(Entries from a dataset of interfaces)
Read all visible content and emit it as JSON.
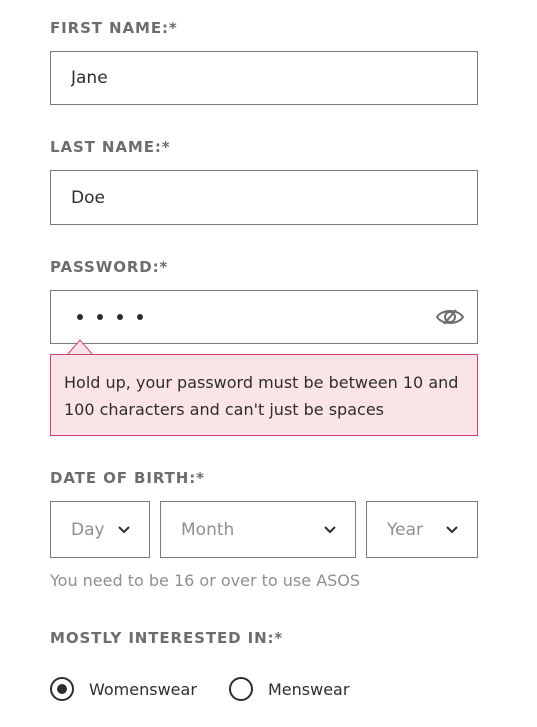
{
  "first_name": {
    "label": "FIRST NAME:*",
    "value": "Jane"
  },
  "last_name": {
    "label": "LAST NAME:*",
    "value": "Doe"
  },
  "password": {
    "label": "PASSWORD:*",
    "masked_length": 4,
    "toggle_icon": "eye-slash-icon",
    "error": "Hold up, your password must be between 10 and 100 characters and can't just be spaces",
    "error_bg": "#fbe4e8",
    "error_border": "#d0406a"
  },
  "dob": {
    "label": "DATE OF BIRTH:*",
    "day": "Day",
    "month": "Month",
    "year": "Year",
    "hint": "You need to be 16 or over to use ASOS"
  },
  "interest": {
    "label": "MOSTLY INTERESTED IN:*",
    "options": [
      {
        "label": "Womenswear",
        "selected": true
      },
      {
        "label": "Menswear",
        "selected": false
      }
    ]
  }
}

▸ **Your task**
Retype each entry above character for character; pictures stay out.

▸ **Written response**
Read all visible content and emit it as JSON.
{
  "first_name": {
    "label": "FIRST NAME:*",
    "value": "Jane"
  },
  "last_name": {
    "label": "LAST NAME:*",
    "value": "Doe"
  },
  "password": {
    "label": "PASSWORD:*",
    "masked_length": 4,
    "toggle_icon": "eye-slash-icon",
    "error": "Hold up, your password must be between 10 and 100 characters and can't just be spaces",
    "error_bg": "#fbe4e8",
    "error_border": "#d0406a"
  },
  "dob": {
    "label": "DATE OF BIRTH:*",
    "day": "Day",
    "month": "Month",
    "year": "Year",
    "hint": "You need to be 16 or over to use ASOS"
  },
  "interest": {
    "label": "MOSTLY INTERESTED IN:*",
    "options": [
      {
        "label": "Womenswear",
        "selected": true
      },
      {
        "label": "Menswear",
        "selected": false
      }
    ]
  }
}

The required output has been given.